Like all Life Proof boats, our test boat, the Cabin 33 Limited, was semicustom. The hull, safety and performance features remain constant, but the accommodations, layout and features are set up to suit each individual owner’s needs. Our test boat had a large cockpit for fishing, mounts for downriggers and a forward-facing bench seat for entertaining. The installed Permateak decking looked nice and increased traction. Buyers will like the fact the twin Mercury Verado 350s on the swim platform can be canted all the way out of the water to prevent galvanic corrosion and marine growth.
Inside is a settee with a dining table and a galley with Corian counters, a stainless sink and a microwave. Forward and below in the cabin is a flushing head that hides beneath one of the seats whose bottom is hinged to swing up and down. Some models (not this one) have a recessed foredeck area that is accessed via a doorway from the front of the cabin. Another option for Life Proof buyers is a flip-down bow step that allows passengers to climb off the boat once it has been beached. The full cabin forward on our boat maximizes room, and the boat still has a large walkable deck above with access to the windlass and anchor at the forepeak.

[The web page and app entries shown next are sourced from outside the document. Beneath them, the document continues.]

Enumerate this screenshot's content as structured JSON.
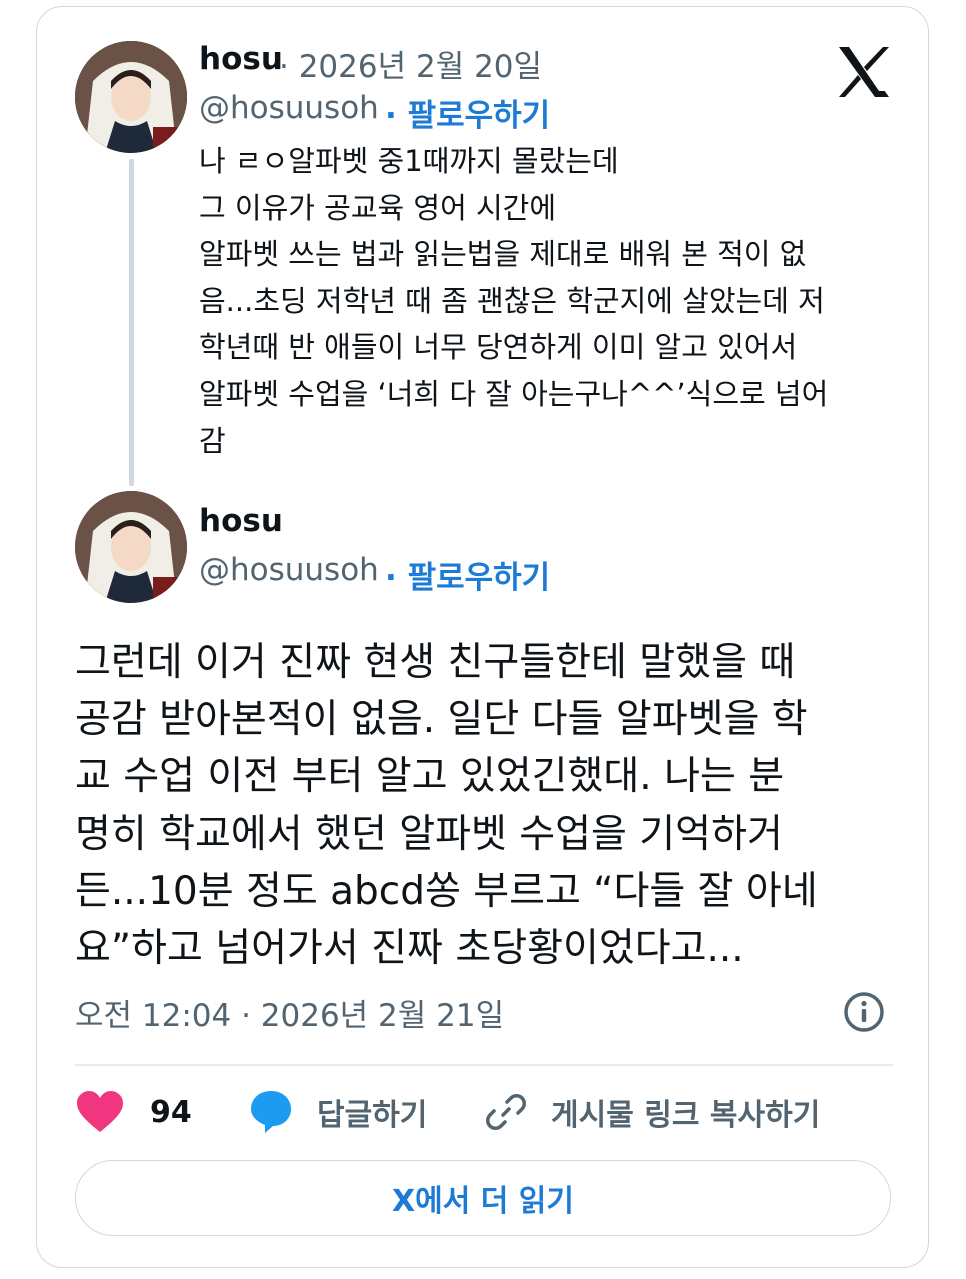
{
  "quoted_tweet": {
    "name": "hosu",
    "date": "· 2026년 2월 20일",
    "handle": "@hosuusoh",
    "follow": "· 팔로우하기",
    "lines": [
      "나 ㄹㅇ알파벳 중1때까지 몰랐는데",
      "그 이유가 공교육 영어 시간에",
      "알파벳 쓰는 법과 읽는법을 제대로 배워 본 적이 없",
      "음...초딩 저학년 때 좀 괜찮은 학군지에 살았는데 저",
      "학년때 반 애들이 너무 당연하게 이미 알고 있어서",
      "알파벳 수업을 ‘너희 다 잘 아는구나^^’식으로 넘어",
      "감"
    ]
  },
  "main_tweet": {
    "name": "hosu",
    "handle": "@hosuusoh",
    "follow": "· 팔로우하기",
    "lines": [
      "그런데 이거 진짜 현생 친구들한테 말했을 때",
      "공감 받아본적이 없음. 일단 다들 알파벳을 학",
      "교 수업 이전 부터 알고 있었긴했대. 나는 분",
      "명히 학교에서 했던 알파벳 수업을 기억하거",
      "든...10분 정도 abcd쏭 부르고 “다들 잘 아네",
      "요”하고 넘어가서 진짜 초당황이었다고..."
    ],
    "timestamp": "오전 12:04 · 2026년 2월 21일"
  },
  "actions": {
    "like_count": "94",
    "reply_label": "답글하기",
    "copy_link_label": "게시물 링크 복사하기"
  },
  "read_more": "X에서 더 읽기",
  "colors": {
    "like": "#f0367f",
    "reply": "#1d9bf0",
    "link_blue": "#1d7bd6",
    "muted": "#536471",
    "border": "#cfd9de"
  }
}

The forward cabin encompasses 47 square feet of space and has a V-berth configuration. Guests can sit on either side, but cushions can fill the center section and turn it into a bed that is 98 inches long and 76 inches wide (it tapers off toward the bow.) A typical king mattress is 80 by 76 inches, so even with the V this is a substantial bed/ cabin that can comfortably accommodate a couple. Removing the filler cushions creates two long bunks that can sleep two adults separately, or a few children.

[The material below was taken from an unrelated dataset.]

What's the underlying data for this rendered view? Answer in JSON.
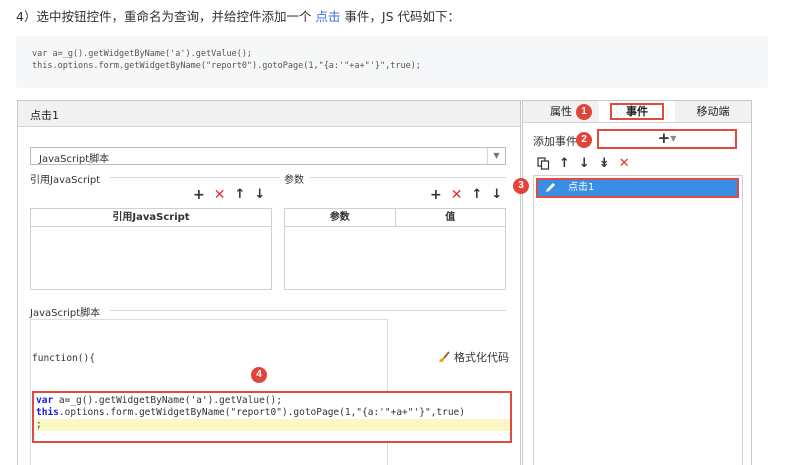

The table in the salon can be lowered to convert to a bed and provide further sleeping arrangements.
At the front of the salon, under skylights, twin Shockwave S2 Suspension Seats conveniently fold down so they have both a standing and sitting position. The seats are an $8,000 option, but they do more than look cool; they are incredibly comfortable. Conditions did not allow us to test these seats adequately, but Bowers insisted they are essential for traveling at high speeds in rough conditions.
The fully equipped helm is complete with a Garmin 12-inch chartplotter, an upgraded radar, a CHIRP transducer, an AIS-receiving VHF radio and an upgraded stereo system. Other notable options are Zipwake Trim Tabs, diesel cabin heat, and a shorepower system with a 1,200-watt inverter.
Gettin’ After It
The boat’s agility combined with its stability at speed is the trait that stands out the most about the Life Proof 33 Cabin Limited. During our test, the 33 got on plane in less than 7 seconds and exceeded 50 mph in 17 seconds. We reached 51.6 mph (44.8 knots) at WOT. From full throttle to a dead stop took only 10 seconds, proving the boat can stop quickly when needed. At a fast cruise of 35 knots, the Mercury Verado 350s burned less than 1 gallon per mile, yielding 1.05 n.m./gallon and a 261-n.m. range. At 27.4 knots the boat’s range, with the optional 275-gallon fuel tank, was 356 n.m. (with a 10 percent reserve).
What really made the boat stand out in my view was how comfortable and safe it felt at very high speeds. Many boats get a bit jittery at more than 30 knots, but the Life Proof 33, with 22 degrees of deadrise at the transom and 48 degrees at the entry, was solid. Making high-speed turns was fun as it carved tight little circles even at faster than 40 knots without any side slip or cavitation. Performance fins below the collars dig in and hold the boat during hard turns. This boat is exciting to drive and safe, since it won’t slide out and remains in control even when pushed hard.